The best way to avoid E.coli O157

Avoid food poisoning with four simple steps: clean, cook, chill and separate

VTEC can be passed from person to person if hygiene or hand-washing habits are inadequate. Photograph: iStock

VTEC can be passed from person to person if hygiene or hand-washing habits are inadequate. Photograph: iStock

 

VTEC, also known as E. coli O157, is a common cause of food poisoning in adults and children and has the potential to cause serious complications.

SafeFood says hands should be washed before and after handling food and eating; fruit and vegetables should be washed thoroughly and minced meats cooked all the way through before being consumed.

There are four simple steps to prevent food poisoning:

Clean – always wash your hands before and after preparing, handling and eating food, after visiting the toilet or after playing with pets or animals.

Cook – make sure that food is cooked all the way through in order to destroy any harmful bacteria that might be present.

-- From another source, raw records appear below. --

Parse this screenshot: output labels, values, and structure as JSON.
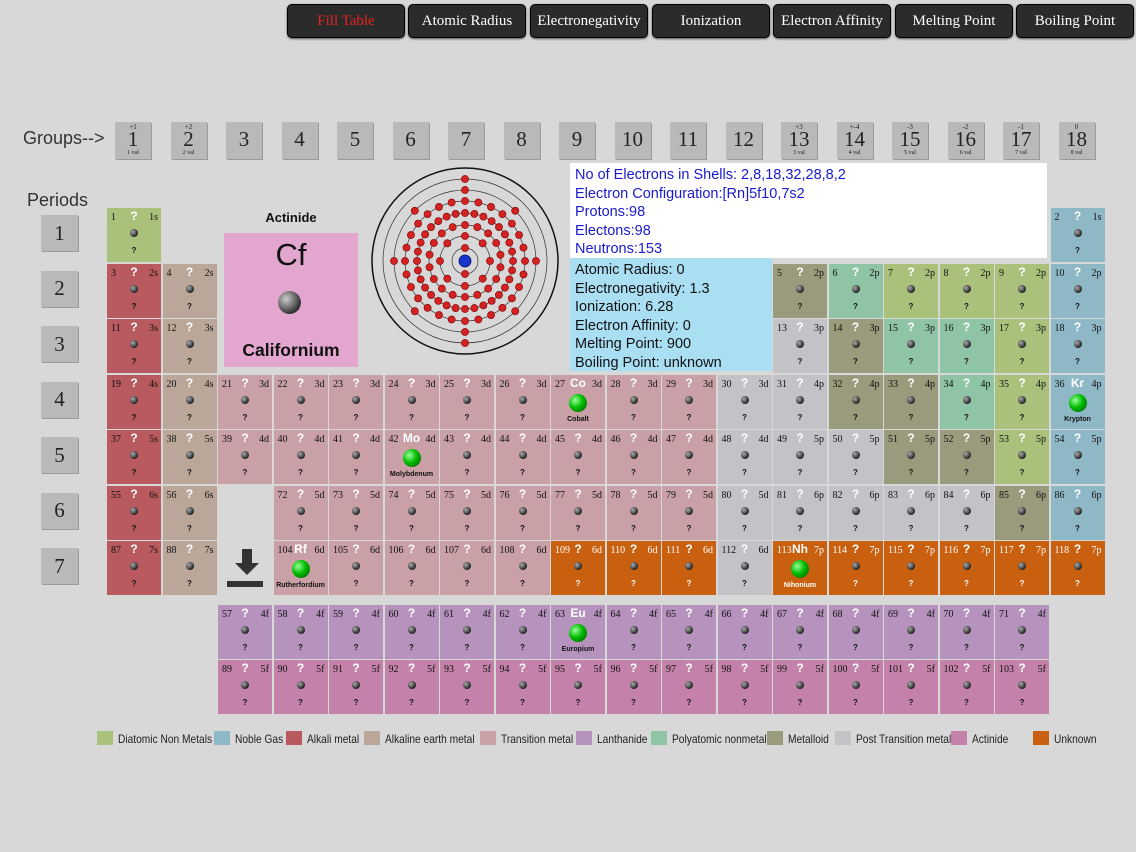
{
  "toolbar": {
    "buttons": [
      "Fill Table",
      "Atomic Radius",
      "Electronegativity",
      "Ionization",
      "Electron Affinity",
      "Melting Point",
      "Boiling Point"
    ]
  },
  "headers": {
    "groups": "Groups-->",
    "periods": "Periods"
  },
  "groups": [
    {
      "n": "1",
      "ox": "+1",
      "val": "1 val"
    },
    {
      "n": "2",
      "ox": "+2",
      "val": "2 val"
    },
    {
      "n": "3",
      "ox": "",
      "val": ""
    },
    {
      "n": "4",
      "ox": "",
      "val": ""
    },
    {
      "n": "5",
      "ox": "",
      "val": ""
    },
    {
      "n": "6",
      "ox": "",
      "val": ""
    },
    {
      "n": "7",
      "ox": "",
      "val": ""
    },
    {
      "n": "8",
      "ox": "",
      "val": ""
    },
    {
      "n": "9",
      "ox": "",
      "val": ""
    },
    {
      "n": "10",
      "ox": "",
      "val": ""
    },
    {
      "n": "11",
      "ox": "",
      "val": ""
    },
    {
      "n": "12",
      "ox": "",
      "val": ""
    },
    {
      "n": "13",
      "ox": "+3",
      "val": "3 val"
    },
    {
      "n": "14",
      "ox": "+-4",
      "val": "4 val"
    },
    {
      "n": "15",
      "ox": "-3",
      "val": "5 val"
    },
    {
      "n": "16",
      "ox": "-2",
      "val": "6 val"
    },
    {
      "n": "17",
      "ox": "-1",
      "val": "7 val"
    },
    {
      "n": "18",
      "ox": "0",
      "val": "8 val"
    }
  ],
  "periods": [
    "1",
    "2",
    "3",
    "4",
    "5",
    "6",
    "7"
  ],
  "selected": {
    "category": "Actinide",
    "symbol": "Cf",
    "name": "Californium",
    "shells": "No of Electrons in Shells: 2,8,18,32,28,8,2",
    "config": "Electron Configuration:[Rn]5f10,7s2",
    "protons": "Protons:98",
    "electrons": "Electons:98",
    "neutrons": "Neutrons:153",
    "atomic_radius": "Atomic Radius: 0",
    "electronegativity": "Electronegativity: 1.3",
    "ionization": "Ionization: 6.28",
    "electron_affinity": "Electron Affinity: 0",
    "melting_point": "Melting Point: 900",
    "boiling_point": "Boiling Point: unknown"
  },
  "colors": {
    "diatomic": "#a9c17b",
    "noble": "#8fb8c6",
    "alkali": "#b85a5f",
    "alkaline": "#bba79a",
    "transition": "#c8a0a6",
    "lanthanide": "#b693bd",
    "polyatomic": "#8fc5a4",
    "metalloid": "#9a9a7c",
    "post": "#c3c3c7",
    "actinide": "#c482aa",
    "unknown": "#c9600f",
    "selected_bg": "#e2a6cf"
  },
  "elements": [
    {
      "n": 1,
      "o": "1s",
      "c": "diatomic",
      "r": 0,
      "col": 0
    },
    {
      "n": 2,
      "o": "1s",
      "c": "noble",
      "r": 0,
      "col": 17
    },
    {
      "n": 3,
      "o": "2s",
      "c": "alkali",
      "r": 1,
      "col": 0
    },
    {
      "n": 4,
      "o": "2s",
      "c": "alkaline",
      "r": 1,
      "col": 1
    },
    {
      "n": 5,
      "o": "2p",
      "c": "metalloid",
      "r": 1,
      "col": 12
    },
    {
      "n": 6,
      "o": "2p",
      "c": "polyatomic",
      "r": 1,
      "col": 13
    },
    {
      "n": 7,
      "o": "2p",
      "c": "diatomic",
      "r": 1,
      "col": 14
    },
    {
      "n": 8,
      "o": "2p",
      "c": "diatomic",
      "r": 1,
      "col": 15
    },
    {
      "n": 9,
      "o": "2p",
      "c": "diatomic",
      "r": 1,
      "col": 16
    },
    {
      "n": 10,
      "o": "2p",
      "c": "noble",
      "r": 1,
      "col": 17
    },
    {
      "n": 11,
      "o": "3s",
      "c": "alkali",
      "r": 2,
      "col": 0
    },
    {
      "n": 12,
      "o": "3s",
      "c": "alkaline",
      "r": 2,
      "col": 1
    },
    {
      "n": 13,
      "o": "3p",
      "c": "post",
      "r": 2,
      "col": 12
    },
    {
      "n": 14,
      "o": "3p",
      "c": "metalloid",
      "r": 2,
      "col": 13
    },
    {
      "n": 15,
      "o": "3p",
      "c": "polyatomic",
      "r": 2,
      "col": 14
    },
    {
      "n": 16,
      "o": "3p",
      "c": "polyatomic",
      "r": 2,
      "col": 15
    },
    {
      "n": 17,
      "o": "3p",
      "c": "diatomic",
      "r": 2,
      "col": 16
    },
    {
      "n": 18,
      "o": "3p",
      "c": "noble",
      "r": 2,
      "col": 17
    },
    {
      "n": 19,
      "o": "4s",
      "c": "alkali",
      "r": 3,
      "col": 0
    },
    {
      "n": 20,
      "o": "4s",
      "c": "alkaline",
      "r": 3,
      "col": 1
    },
    {
      "n": 21,
      "o": "3d",
      "c": "transition",
      "r": 3,
      "col": 2
    },
    {
      "n": 22,
      "o": "3d",
      "c": "transition",
      "r": 3,
      "col": 3
    },
    {
      "n": 23,
      "o": "3d",
      "c": "transition",
      "r": 3,
      "col": 4
    },
    {
      "n": 24,
      "o": "3d",
      "c": "transition",
      "r": 3,
      "col": 5
    },
    {
      "n": 25,
      "o": "3d",
      "c": "transition",
      "r": 3,
      "col": 6
    },
    {
      "n": 26,
      "o": "3d",
      "c": "transition",
      "r": 3,
      "col": 7
    },
    {
      "n": 27,
      "o": "3d",
      "c": "transition",
      "r": 3,
      "col": 8,
      "sym": "Co",
      "name": "Cobalt"
    },
    {
      "n": 28,
      "o": "3d",
      "c": "transition",
      "r": 3,
      "col": 9
    },
    {
      "n": 29,
      "o": "3d",
      "c": "transition",
      "r": 3,
      "col": 10
    },
    {
      "n": 30,
      "o": "3d",
      "c": "post",
      "r": 3,
      "col": 11
    },
    {
      "n": 31,
      "o": "4p",
      "c": "post",
      "r": 3,
      "col": 12
    },
    {
      "n": 32,
      "o": "4p",
      "c": "metalloid",
      "r": 3,
      "col": 13
    },
    {
      "n": 33,
      "o": "4p",
      "c": "metalloid",
      "r": 3,
      "col": 14
    },
    {
      "n": 34,
      "o": "4p",
      "c": "polyatomic",
      "r": 3,
      "col": 15
    },
    {
      "n": 35,
      "o": "4p",
      "c": "diatomic",
      "r": 3,
      "col": 16
    },
    {
      "n": 36,
      "o": "4p",
      "c": "noble",
      "r": 3,
      "col": 17,
      "sym": "Kr",
      "name": "Krypton"
    },
    {
      "n": 37,
      "o": "5s",
      "c": "alkali",
      "r": 4,
      "col": 0
    },
    {
      "n": 38,
      "o": "5s",
      "c": "alkaline",
      "r": 4,
      "col": 1
    },
    {
      "n": 39,
      "o": "4d",
      "c": "transition",
      "r": 4,
      "col": 2
    },
    {
      "n": 40,
      "o": "4d",
      "c": "transition",
      "r": 4,
      "col": 3
    },
    {
      "n": 41,
      "o": "4d",
      "c": "transition",
      "r": 4,
      "col": 4
    },
    {
      "n": 42,
      "o": "4d",
      "c": "transition",
      "r": 4,
      "col": 5,
      "sym": "Mo",
      "name": "Molybdenum"
    },
    {
      "n": 43,
      "o": "4d",
      "c": "transition",
      "r": 4,
      "col": 6
    },
    {
      "n": 44,
      "o": "4d",
      "c": "transition",
      "r": 4,
      "col": 7
    },
    {
      "n": 45,
      "o": "4d",
      "c": "transition",
      "r": 4,
      "col": 8
    },
    {
      "n": 46,
      "o": "4d",
      "c": "transition",
      "r": 4,
      "col": 9
    },
    {
      "n": 47,
      "o": "4d",
      "c": "transition",
      "r": 4,
      "col": 10
    },
    {
      "n": 48,
      "o": "4d",
      "c": "post",
      "r": 4,
      "col": 11
    },
    {
      "n": 49,
      "o": "5p",
      "c": "post",
      "r": 4,
      "col": 12
    },
    {
      "n": 50,
      "o": "5p",
      "c": "post",
      "r": 4,
      "col": 13
    },
    {
      "n": 51,
      "o": "5p",
      "c": "metalloid",
      "r": 4,
      "col": 14
    },
    {
      "n": 52,
      "o": "5p",
      "c": "metalloid",
      "r": 4,
      "col": 15
    },
    {
      "n": 53,
      "o": "5p",
      "c": "diatomic",
      "r": 4,
      "col": 16
    },
    {
      "n": 54,
      "o": "5p",
      "c": "noble",
      "r": 4,
      "col": 17
    },
    {
      "n": 55,
      "o": "6s",
      "c": "alkali",
      "r": 5,
      "col": 0
    },
    {
      "n": 56,
      "o": "6s",
      "c": "alkaline",
      "r": 5,
      "col": 1
    },
    {
      "n": 72,
      "o": "5d",
      "c": "transition",
      "r": 5,
      "col": 3
    },
    {
      "n": 73,
      "o": "5d",
      "c": "transition",
      "r": 5,
      "col": 4
    },
    {
      "n": 74,
      "o": "5d",
      "c": "transition",
      "r": 5,
      "col": 5
    },
    {
      "n": 75,
      "o": "5d",
      "c": "transition",
      "r": 5,
      "col": 6
    },
    {
      "n": 76,
      "o": "5d",
      "c": "transition",
      "r": 5,
      "col": 7
    },
    {
      "n": 77,
      "o": "5d",
      "c": "transition",
      "r": 5,
      "col": 8
    },
    {
      "n": 78,
      "o": "5d",
      "c": "transition",
      "r": 5,
      "col": 9
    },
    {
      "n": 79,
      "o": "5d",
      "c": "transition",
      "r": 5,
      "col": 10
    },
    {
      "n": 80,
      "o": "5d",
      "c": "post",
      "r": 5,
      "col": 11
    },
    {
      "n": 81,
      "o": "6p",
      "c": "post",
      "r": 5,
      "col": 12
    },
    {
      "n": 82,
      "o": "6p",
      "c": "post",
      "r": 5,
      "col": 13
    },
    {
      "n": 83,
      "o": "6p",
      "c": "post",
      "r": 5,
      "col": 14
    },
    {
      "n": 84,
      "o": "6p",
      "c": "post",
      "r": 5,
      "col": 15
    },
    {
      "n": 85,
      "o": "6p",
      "c": "metalloid",
      "r": 5,
      "col": 16
    },
    {
      "n": 86,
      "o": "6p",
      "c": "noble",
      "r": 5,
      "col": 17
    },
    {
      "n": 87,
      "o": "7s",
      "c": "alkali",
      "r": 6,
      "col": 0
    },
    {
      "n": 88,
      "o": "7s",
      "c": "alkaline",
      "r": 6,
      "col": 1
    },
    {
      "n": 104,
      "o": "6d",
      "c": "transition",
      "r": 6,
      "col": 3,
      "sym": "Rf",
      "name": "Rutherfordium"
    },
    {
      "n": 105,
      "o": "6d",
      "c": "transition",
      "r": 6,
      "col": 4
    },
    {
      "n": 106,
      "o": "6d",
      "c": "transition",
      "r": 6,
      "col": 5
    },
    {
      "n": 107,
      "o": "6d",
      "c": "transition",
      "r": 6,
      "col": 6
    },
    {
      "n": 108,
      "o": "6d",
      "c": "transition",
      "r": 6,
      "col": 7
    },
    {
      "n": 109,
      "o": "6d",
      "c": "unknown",
      "r": 6,
      "col": 8
    },
    {
      "n": 110,
      "o": "6d",
      "c": "unknown",
      "r": 6,
      "col": 9
    },
    {
      "n": 111,
      "o": "6d",
      "c": "unknown",
      "r": 6,
      "col": 10
    },
    {
      "n": 112,
      "o": "6d",
      "c": "post",
      "r": 6,
      "col": 11
    },
    {
      "n": 113,
      "o": "7p",
      "c": "unknown",
      "r": 6,
      "col": 12,
      "sym": "Nh",
      "name": "Nihonium"
    },
    {
      "n": 114,
      "o": "7p",
      "c": "unknown",
      "r": 6,
      "col": 13
    },
    {
      "n": 115,
      "o": "7p",
      "c": "unknown",
      "r": 6,
      "col": 14
    },
    {
      "n": 116,
      "o": "7p",
      "c": "unknown",
      "r": 6,
      "col": 15
    },
    {
      "n": 117,
      "o": "7p",
      "c": "unknown",
      "r": 6,
      "col": 16
    },
    {
      "n": 118,
      "o": "7p",
      "c": "unknown",
      "r": 6,
      "col": 17
    },
    {
      "n": 57,
      "o": "4f",
      "c": "lanthanide",
      "r": 7,
      "col": 2
    },
    {
      "n": 58,
      "o": "4f",
      "c": "lanthanide",
      "r": 7,
      "col": 3
    },
    {
      "n": 59,
      "o": "4f",
      "c": "lanthanide",
      "r": 7,
      "col": 4
    },
    {
      "n": 60,
      "o": "4f",
      "c": "lanthanide",
      "r": 7,
      "col": 5
    },
    {
      "n": 61,
      "o": "4f",
      "c": "lanthanide",
      "r": 7,
      "col": 6
    },
    {
      "n": 62,
      "o": "4f",
      "c": "lanthanide",
      "r": 7,
      "col": 7
    },
    {
      "n": 63,
      "o": "4f",
      "c": "lanthanide",
      "r": 7,
      "col": 8,
      "sym": "Eu",
      "name": "Europium"
    },
    {
      "n": 64,
      "o": "4f",
      "c": "lanthanide",
      "r": 7,
      "col": 9
    },
    {
      "n": 65,
      "o": "4f",
      "c": "lanthanide",
      "r": 7,
      "col": 10
    },
    {
      "n": 66,
      "o": "4f",
      "c": "lanthanide",
      "r": 7,
      "col": 11
    },
    {
      "n": 67,
      "o": "4f",
      "c": "lanthanide",
      "r": 7,
      "col": 12
    },
    {
      "n": 68,
      "o": "4f",
      "c": "lanthanide",
      "r": 7,
      "col": 13
    },
    {
      "n": 69,
      "o": "4f",
      "c": "lanthanide",
      "r": 7,
      "col": 14
    },
    {
      "n": 70,
      "o": "4f",
      "c": "lanthanide",
      "r": 7,
      "col": 15
    },
    {
      "n": 71,
      "o": "4f",
      "c": "lanthanide",
      "r": 7,
      "col": 16
    },
    {
      "n": 89,
      "o": "5f",
      "c": "actinide",
      "r": 8,
      "col": 2
    },
    {
      "n": 90,
      "o": "5f",
      "c": "actinide",
      "r": 8,
      "col": 3
    },
    {
      "n": 91,
      "o": "5f",
      "c": "actinide",
      "r": 8,
      "col": 4
    },
    {
      "n": 92,
      "o": "5f",
      "c": "actinide",
      "r": 8,
      "col": 5
    },
    {
      "n": 93,
      "o": "5f",
      "c": "actinide",
      "r": 8,
      "col": 6
    },
    {
      "n": 94,
      "o": "5f",
      "c": "actinide",
      "r": 8,
      "col": 7
    },
    {
      "n": 95,
      "o": "5f",
      "c": "actinide",
      "r": 8,
      "col": 8
    },
    {
      "n": 96,
      "o": "5f",
      "c": "actinide",
      "r": 8,
      "col": 9
    },
    {
      "n": 97,
      "o": "5f",
      "c": "actinide",
      "r": 8,
      "col": 10
    },
    {
      "n": 98,
      "o": "5f",
      "c": "actinide",
      "r": 8,
      "col": 11
    },
    {
      "n": 99,
      "o": "5f",
      "c": "actinide",
      "r": 8,
      "col": 12
    },
    {
      "n": 100,
      "o": "5f",
      "c": "actinide",
      "r": 8,
      "col": 13
    },
    {
      "n": 101,
      "o": "5f",
      "c": "actinide",
      "r": 8,
      "col": 14
    },
    {
      "n": 102,
      "o": "5f",
      "c": "actinide",
      "r": 8,
      "col": 15
    },
    {
      "n": 103,
      "o": "5f",
      "c": "actinide",
      "r": 8,
      "col": 16
    }
  ],
  "legend": [
    {
      "label": "Diatomic Non Metals",
      "c": "diatomic"
    },
    {
      "label": "Noble Gas",
      "c": "noble"
    },
    {
      "label": "Alkali metal",
      "c": "alkali"
    },
    {
      "label": "Alkaline earth metal",
      "c": "alkaline"
    },
    {
      "label": "Transition metal",
      "c": "transition"
    },
    {
      "label": "Lanthanide",
      "c": "lanthanide"
    },
    {
      "label": "Polyatomic nonmetal",
      "c": "polyatomic"
    },
    {
      "label": "Metalloid",
      "c": "metalloid"
    },
    {
      "label": "Post Transition metal",
      "c": "post"
    },
    {
      "label": "Actinide",
      "c": "actinide"
    },
    {
      "label": "Unknown",
      "c": "unknown"
    }
  ]
}
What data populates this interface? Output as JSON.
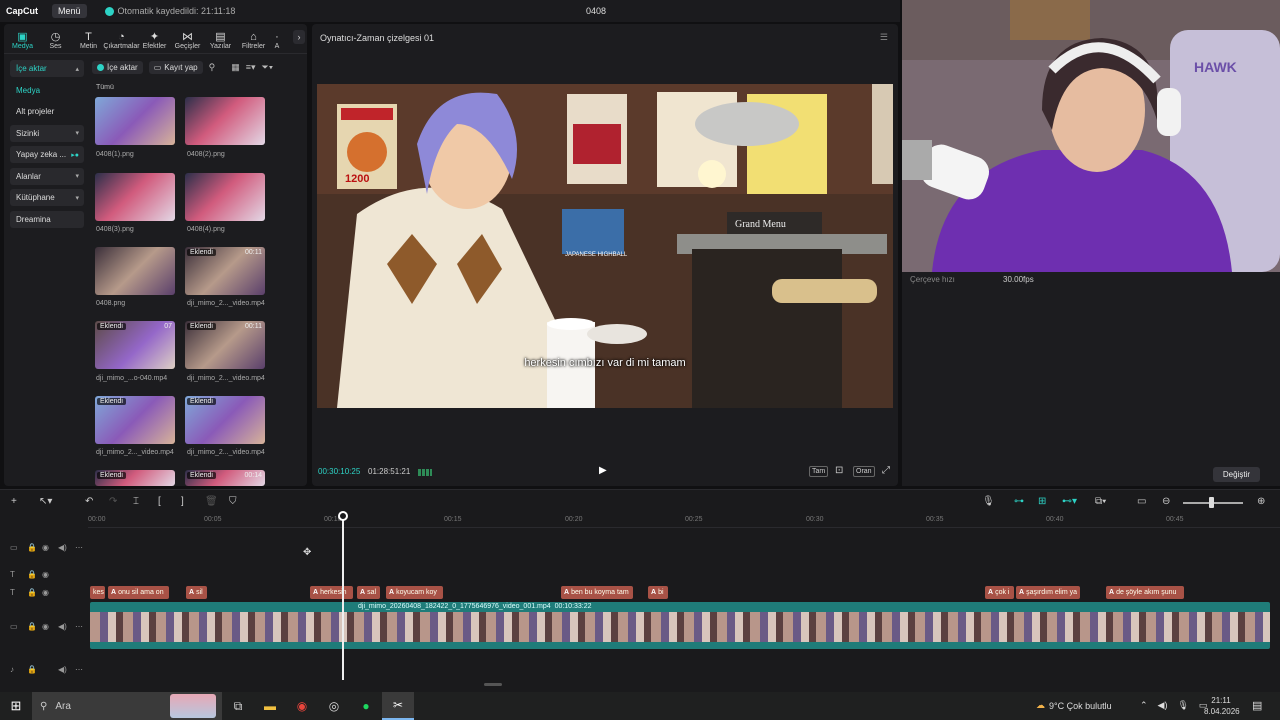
{
  "app": {
    "logo": "CapCut",
    "menu_label": "Menü",
    "autosave_text": "Otomatik kaydedildi: 21:11:18",
    "project_name": "0408"
  },
  "tabs": [
    {
      "label": "Medya",
      "icon": "media-icon",
      "glyph": "▣"
    },
    {
      "label": "Ses",
      "icon": "audio-icon",
      "glyph": "◷"
    },
    {
      "label": "Metin",
      "icon": "text-icon",
      "glyph": "T"
    },
    {
      "label": "Çıkartmalar",
      "icon": "sticker-icon",
      "glyph": "◔"
    },
    {
      "label": "Efektler",
      "icon": "effects-icon",
      "glyph": "✦"
    },
    {
      "label": "Geçişler",
      "icon": "transition-icon",
      "glyph": "⋈"
    },
    {
      "label": "Yazılar",
      "icon": "captions-icon",
      "glyph": "▤"
    },
    {
      "label": "Filtreler",
      "icon": "filter-icon",
      "glyph": "⌂"
    },
    {
      "label": "A",
      "icon": "adjust-icon",
      "glyph": "·"
    }
  ],
  "sidebar": {
    "items": [
      {
        "label": "İçe aktar",
        "chev": "▴"
      },
      {
        "label": "Medya",
        "chev": ""
      },
      {
        "label": "Alt projeler",
        "chev": ""
      },
      {
        "label": "Sizinki",
        "chev": "▾"
      },
      {
        "label": "Yapay zeka ...",
        "chev": ""
      },
      {
        "label": "Alanlar",
        "chev": "▾"
      },
      {
        "label": "Kütüphane",
        "chev": "▾"
      },
      {
        "label": "Dreamina",
        "chev": ""
      }
    ]
  },
  "media_toolbar": {
    "import_label": "İçe aktar",
    "record_label": "Kayıt yap",
    "all_label": "Tümü"
  },
  "media_items": [
    {
      "name": "0408(1).png",
      "badge": "",
      "duration": ""
    },
    {
      "name": "0408(2).png",
      "badge": "",
      "duration": ""
    },
    {
      "name": "0408(3).png",
      "badge": "",
      "duration": ""
    },
    {
      "name": "0408(4).png",
      "badge": "",
      "duration": ""
    },
    {
      "name": "0408.png",
      "badge": "",
      "duration": ""
    },
    {
      "name": "dji_mimo_2..._video.mp4",
      "badge": "Eklendi",
      "duration": "00:11"
    },
    {
      "name": "dji_mimo_...o-040.mp4",
      "badge": "Eklendi",
      "duration": "07"
    },
    {
      "name": "dji_mimo_2..._video.mp4",
      "badge": "Eklendi",
      "duration": "00:11"
    },
    {
      "name": "dji_mimo_2..._video.mp4",
      "badge": "Eklendi",
      "duration": ""
    },
    {
      "name": "dji_mimo_2..._video.mp4",
      "badge": "Eklendi",
      "duration": ""
    },
    {
      "name": "",
      "badge": "Eklendi",
      "duration": ""
    },
    {
      "name": "",
      "badge": "Eklendi",
      "duration": "00:14"
    }
  ],
  "player": {
    "title": "Oynatıcı-Zaman çizelgesi 01",
    "subtitle": "herkesin cımbızı var di mi tamam",
    "current_time": "00:30:10:25",
    "total_time": "01:28:51:21",
    "controls": {
      "full": "Tam",
      "ratio": "Oran"
    },
    "video_scene_labels": {
      "grand_menu": "Grand Menu",
      "price": "1200",
      "highball": "JAPANESE HIGHBALL"
    }
  },
  "details": {
    "frame_rate_label": "Çerçeve hızı",
    "frame_rate_value": "30.00fps",
    "change_button": "Değiştir"
  },
  "webcam": {
    "chair_text": "HAWK"
  },
  "timeline": {
    "ruler": [
      "00:00",
      "00:05",
      "00:10",
      "00:15",
      "00:20",
      "00:25",
      "00:30",
      "00:35",
      "00:40",
      "00:45"
    ],
    "video_clip_name": "dji_mimo_20260408_182422_0_1775646976_video_001.mp4",
    "video_clip_duration": "00:10:33:22",
    "zoom_level": 0.47,
    "subtitle_clips": [
      {
        "text": "kes"
      },
      {
        "text": "onu sil ama on"
      },
      {
        "text": "sil"
      },
      {
        "text": "herkesin"
      },
      {
        "text": "sal"
      },
      {
        "text": "koyucam koy"
      },
      {
        "text": "ben bu koyma tam"
      },
      {
        "text": "bi"
      },
      {
        "text": "çok i"
      },
      {
        "text": "şaşırdım elim ya"
      },
      {
        "text": "de şöyle akım şunu"
      }
    ]
  },
  "taskbar": {
    "search_label": "Ara",
    "weather": "9°C  Çok bulutlu",
    "time": "21:11",
    "date": "8.04.2026"
  },
  "colors": {
    "accent": "#2dd3c6",
    "subtitle_clip": "#a85246",
    "video_track": "#1f7c79"
  }
}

Chill – keep food cool in order to prevent bad bacteria from growing; make sure that your fridge is at the correct temperature to keep cold foods chilled – aim to keep your fridge at 5 degrees or below.

Separate – to prevent cross-contamination, separate raw and cooked foods during storage and cooking and never let raw food – for example, raw meat – come into contact with ready-to-eat foods such as salads.

VTEC can become mixed with meat when it is minced. Eating meat (especially minced beef) that has not been thoroughly cooked all the way through to kill these bacteria can cause food poisoning.

VTEC can also be found in the stools of an infected person and can be passed from person to person if hygiene or hand-washing habits are inadequate. This is particularly common among toddlers who are not toilet-trained. Family members and playmates of these children are at high risk of becoming infected.

Any vegetables or fruit that have been contaminated by animal faeces and that are not washed properly before consumption can also cause infection.

Those who develop bloody diarrhoea are advised to visit their doctor.